Because the President is likely to sign appropriations bills whose costs are substantially increasing (after adjusting for inflation and population growth), but is likely to veto appropriations bills whose costs are lower than they averaged in the past, it is difficult to conclude that his vetoes are motivated by a desire to restore fiscal discipline and halt “runaway spending.”  (One also can question claims of fiscal discipline by noting that the Administration advocates the extension of tax cuts whose annual costs are ten times as great as the amount of appropriations funding that is in dispute.)

Observers should seek other explanations for the threatened vetoes.  The possible motivations may include a desire to make Congress look ineffective and to exert Presidential power.  To override a veto, both the House and Senate must amass two-thirds “super-majorities.”  Since the new majority party commands only 53 percent of the House seats and even a smaller share of Senate seats,[4] the President can — by vetoing legislation — frustrate the policies of the new majority and strengthen claims that Congress has a poor track record of accomplishment.  He also can make himself a major player despite his lame-duck status and decline in popularity.  Finally, he can appeal to a conservative base that harbors strong anti-government sentiments and still resents his approval of various domestic appropriations bills in previous years.


End Notes

[note] The author wishes to acknowledge the extraordinary contributions of Matt Fiedler, Kris Cox, and Jon Petkun of the CBPP staff in preparing data for this analysis.

[1] President Bush, radio address, June 16, 2007.

[2] OMB Director Rob Portman, press briefing, July 11, 2007, and Statement of Administration Policy, July 17, 2007.
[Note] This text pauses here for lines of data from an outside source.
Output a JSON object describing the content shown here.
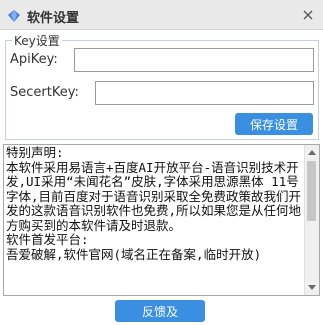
{
  "window": {
    "title": "软件设置",
    "app_icon": "diamond-icon",
    "close_icon": "close-icon"
  },
  "key_group": {
    "legend": "Key设置",
    "apikey_label": "ApiKey:",
    "apikey_value": "",
    "secretkey_label": "SecertKey:",
    "secretkey_value": "",
    "save_button": "保存设置"
  },
  "notice": {
    "text": "特别声明:\n本软件采用易语言+百度AI开放平台-语音识别技术开发,UI采用“未闻花名”皮肤,字体采用思源黑体 11号字体,目前百度对于语音识别采取全免费政策故我们开发的这款语音识别软件也免费,所以如果您是从任何地方购买到的本软件请及时退款。\n软件首发平台:\n吾爱破解,软件官网(域名正在备案,临时开放)"
  },
  "footer": {
    "feedback_button": "反馈及"
  },
  "colors": {
    "accent": "#3a8fe0",
    "titlebar": "#e9e9e9",
    "group_border": "#c4cfe0"
  }
}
[3] As of July 18, the Administration had issued explicit funding veto threats against four bills in “Statements of Administration Policy:” the Labor-HHS-Education bill, the Interior and Environment bill, the Energy and Water Development bill, and the Homeland Security bill.  For three other appropriations bills that will include more funding than the President requested, the Administration has not yet issued a formal “Statement of Administrative Policy.”  These are the Agriculture bill, the Commerce-Justice-Science bill, and the Transportation-HUD bill.  We treat these three bills as subject to the general veto threat that OMB Director Portman issued on May 11 because their funding level exceeds the amount the Administration has requested, bringing the total number of appropriations bills that may be vetoed to seven.  (The one exception appears to be that a veto threat will not be issued if the Republican leaders in Congress inform the White House that a veto of a bill can not be sustained, as in the case of the Military Construction-Veterans appropriations bill.).

In the case of the State and Foreign Operations appropriations bill and the Financial Services appropriations bill, congressional funding levels have not prompted either an explicit or implicit veto threat; these two bills are smaller than the President requested.  While certain policy changes included in these bills — such as providing aid to international family planning organizations — have prompted veto threats, this analysis is concerned with funding levels and veto threats based on claims of “excessive” funding.  The Administration has indicated it will sign these bills at their planned funding levels if the policy changes to which it objects are resolved; we therefore do not include these two bills as facing a veto because of excessive funding.

[4] The Senate currently has 49 Republicans, 49 Democrats, and 2 Independents who caucus with the Democrats.  In cases of tie votes, Vice President Cheney is permitted to break the tie.